Engineering Periodontal Tissue Regeneration with the Use of a Novel Periostin Electrospun Scaffold
Master of Engineering Science
Dr. Douglas Hamilton
Clinical therapies for the treatment of periodontitis are unable to reproducibly stimulate regeneration of the periodontium. We assessed the use of a novel electrospun type I collagen scaffold containing recombinant periostin to stimulate regeneration of the periodontal ligament (PDL) and bone. Human PDL cells demonstrated the ability to form a mineralized matrix in vitro and reduced osteogenic potential with increased donor age. In vitro analysis indicated scaffolds were biocompatible, however, periostin did not significantly influence adhesion or growth. In the healing of fenestration defects in rats, type I collagen scaffolds (with and without periostin) initially delayed cell infiltration and increased M2 macrophage recruitment, indicating either an elevated healing response or foreign body reaction. The incorporation of periostin into scaffolds had a limited effect on inflammation, collagen synthesis, and bone formation in vivo. Further optimization of periostin concentration and/or scaffold design is required to determine whether recombinant periostin influences periodontal healing.

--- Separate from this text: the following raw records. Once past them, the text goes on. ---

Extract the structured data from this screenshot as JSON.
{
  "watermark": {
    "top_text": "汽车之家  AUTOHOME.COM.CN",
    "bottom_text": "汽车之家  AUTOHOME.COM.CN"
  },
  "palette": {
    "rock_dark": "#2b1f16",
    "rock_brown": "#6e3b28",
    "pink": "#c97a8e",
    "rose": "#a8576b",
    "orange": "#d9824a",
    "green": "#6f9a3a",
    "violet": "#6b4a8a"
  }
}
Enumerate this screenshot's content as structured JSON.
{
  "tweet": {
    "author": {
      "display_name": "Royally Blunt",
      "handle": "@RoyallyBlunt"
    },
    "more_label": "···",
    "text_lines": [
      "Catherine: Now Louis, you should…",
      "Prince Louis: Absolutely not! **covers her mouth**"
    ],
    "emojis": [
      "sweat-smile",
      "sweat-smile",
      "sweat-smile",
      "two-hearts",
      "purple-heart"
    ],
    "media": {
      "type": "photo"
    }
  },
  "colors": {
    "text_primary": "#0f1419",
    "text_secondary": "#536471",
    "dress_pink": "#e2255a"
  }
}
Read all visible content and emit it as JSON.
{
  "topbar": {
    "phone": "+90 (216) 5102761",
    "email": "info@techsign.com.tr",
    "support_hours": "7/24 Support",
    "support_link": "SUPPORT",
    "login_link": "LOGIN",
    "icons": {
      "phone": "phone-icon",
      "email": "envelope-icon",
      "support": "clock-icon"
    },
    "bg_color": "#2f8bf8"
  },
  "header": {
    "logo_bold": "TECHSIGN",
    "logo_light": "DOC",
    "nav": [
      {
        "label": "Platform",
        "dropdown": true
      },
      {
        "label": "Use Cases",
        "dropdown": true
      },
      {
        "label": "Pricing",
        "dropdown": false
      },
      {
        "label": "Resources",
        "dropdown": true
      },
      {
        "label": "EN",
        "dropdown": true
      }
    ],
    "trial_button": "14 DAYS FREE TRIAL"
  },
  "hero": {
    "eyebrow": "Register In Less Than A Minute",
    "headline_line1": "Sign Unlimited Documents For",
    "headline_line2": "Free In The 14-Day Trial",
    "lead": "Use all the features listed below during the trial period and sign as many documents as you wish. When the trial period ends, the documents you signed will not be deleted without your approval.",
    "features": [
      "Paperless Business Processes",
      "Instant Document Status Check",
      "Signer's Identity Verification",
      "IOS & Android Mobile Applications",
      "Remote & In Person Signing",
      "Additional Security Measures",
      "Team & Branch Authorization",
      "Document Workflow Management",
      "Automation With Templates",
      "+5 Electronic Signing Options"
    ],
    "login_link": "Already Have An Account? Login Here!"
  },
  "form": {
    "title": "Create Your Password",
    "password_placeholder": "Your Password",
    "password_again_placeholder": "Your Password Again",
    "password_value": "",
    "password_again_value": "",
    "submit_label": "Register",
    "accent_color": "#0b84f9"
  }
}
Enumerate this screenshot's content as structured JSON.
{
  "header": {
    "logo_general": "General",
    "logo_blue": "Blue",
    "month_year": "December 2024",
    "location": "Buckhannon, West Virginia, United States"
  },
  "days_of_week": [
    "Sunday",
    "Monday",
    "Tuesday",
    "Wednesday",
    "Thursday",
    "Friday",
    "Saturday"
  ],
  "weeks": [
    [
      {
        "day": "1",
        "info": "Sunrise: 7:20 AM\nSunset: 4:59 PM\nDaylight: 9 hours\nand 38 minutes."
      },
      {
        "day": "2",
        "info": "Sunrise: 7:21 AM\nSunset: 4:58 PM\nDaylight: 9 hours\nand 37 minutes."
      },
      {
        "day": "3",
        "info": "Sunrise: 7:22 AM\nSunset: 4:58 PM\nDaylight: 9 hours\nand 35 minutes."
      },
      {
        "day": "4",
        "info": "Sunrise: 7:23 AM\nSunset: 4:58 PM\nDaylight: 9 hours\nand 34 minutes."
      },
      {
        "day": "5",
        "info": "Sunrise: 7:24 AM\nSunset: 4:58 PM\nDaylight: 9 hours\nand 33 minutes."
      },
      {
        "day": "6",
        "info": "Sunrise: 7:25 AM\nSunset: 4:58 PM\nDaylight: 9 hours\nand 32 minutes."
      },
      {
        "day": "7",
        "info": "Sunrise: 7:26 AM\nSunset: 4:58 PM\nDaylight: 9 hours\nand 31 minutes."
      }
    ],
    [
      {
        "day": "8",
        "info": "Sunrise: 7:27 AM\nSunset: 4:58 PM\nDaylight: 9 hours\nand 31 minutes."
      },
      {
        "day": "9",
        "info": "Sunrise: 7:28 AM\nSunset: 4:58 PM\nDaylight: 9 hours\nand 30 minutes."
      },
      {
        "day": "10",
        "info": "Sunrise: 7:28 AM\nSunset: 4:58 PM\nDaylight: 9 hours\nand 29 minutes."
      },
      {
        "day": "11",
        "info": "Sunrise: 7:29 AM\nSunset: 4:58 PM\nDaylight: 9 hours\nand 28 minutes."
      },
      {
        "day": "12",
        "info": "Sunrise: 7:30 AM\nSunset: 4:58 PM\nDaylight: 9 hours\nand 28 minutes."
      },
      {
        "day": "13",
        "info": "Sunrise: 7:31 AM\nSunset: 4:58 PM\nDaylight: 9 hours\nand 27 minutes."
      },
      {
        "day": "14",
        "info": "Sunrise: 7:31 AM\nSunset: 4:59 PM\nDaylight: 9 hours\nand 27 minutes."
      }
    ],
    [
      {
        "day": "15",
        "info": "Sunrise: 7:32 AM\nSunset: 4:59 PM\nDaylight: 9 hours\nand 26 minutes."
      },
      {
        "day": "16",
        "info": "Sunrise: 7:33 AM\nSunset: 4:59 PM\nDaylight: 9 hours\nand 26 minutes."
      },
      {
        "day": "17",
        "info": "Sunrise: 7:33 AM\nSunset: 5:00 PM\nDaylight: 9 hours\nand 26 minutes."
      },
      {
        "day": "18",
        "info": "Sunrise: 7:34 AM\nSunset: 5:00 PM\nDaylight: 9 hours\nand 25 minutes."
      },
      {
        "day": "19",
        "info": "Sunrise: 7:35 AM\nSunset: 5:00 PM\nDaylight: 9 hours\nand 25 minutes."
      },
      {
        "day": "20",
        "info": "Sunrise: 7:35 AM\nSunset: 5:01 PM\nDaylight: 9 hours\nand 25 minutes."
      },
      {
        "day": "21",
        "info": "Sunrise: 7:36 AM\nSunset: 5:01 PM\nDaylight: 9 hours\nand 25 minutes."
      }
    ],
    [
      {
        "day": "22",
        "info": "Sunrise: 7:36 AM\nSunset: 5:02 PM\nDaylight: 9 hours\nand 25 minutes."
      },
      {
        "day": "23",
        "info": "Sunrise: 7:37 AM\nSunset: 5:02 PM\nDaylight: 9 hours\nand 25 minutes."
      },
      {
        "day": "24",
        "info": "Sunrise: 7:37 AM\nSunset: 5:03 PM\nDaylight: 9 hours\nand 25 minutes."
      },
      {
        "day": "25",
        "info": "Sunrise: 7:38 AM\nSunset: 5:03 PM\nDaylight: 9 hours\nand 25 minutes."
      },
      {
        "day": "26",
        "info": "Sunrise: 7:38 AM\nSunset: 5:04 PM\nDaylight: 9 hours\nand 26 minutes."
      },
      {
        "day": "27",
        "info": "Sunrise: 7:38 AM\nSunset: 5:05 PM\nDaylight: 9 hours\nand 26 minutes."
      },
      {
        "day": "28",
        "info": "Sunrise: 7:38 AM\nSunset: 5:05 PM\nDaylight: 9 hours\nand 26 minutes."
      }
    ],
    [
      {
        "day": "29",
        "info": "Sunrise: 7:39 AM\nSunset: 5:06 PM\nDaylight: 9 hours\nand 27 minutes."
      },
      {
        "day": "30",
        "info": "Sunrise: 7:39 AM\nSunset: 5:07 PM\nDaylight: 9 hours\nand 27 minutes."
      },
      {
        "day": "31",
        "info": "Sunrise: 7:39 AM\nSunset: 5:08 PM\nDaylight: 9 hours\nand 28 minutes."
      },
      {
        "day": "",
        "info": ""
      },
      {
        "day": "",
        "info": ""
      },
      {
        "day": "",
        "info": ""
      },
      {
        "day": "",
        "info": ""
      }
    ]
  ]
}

Creber, Kendal I., "Engineering Periodontal Tissue Regeneration with the Use of a Novel Periostin Electrospun Scaffold" (2015). Electronic Thesis and Dissertation Repository. 2731.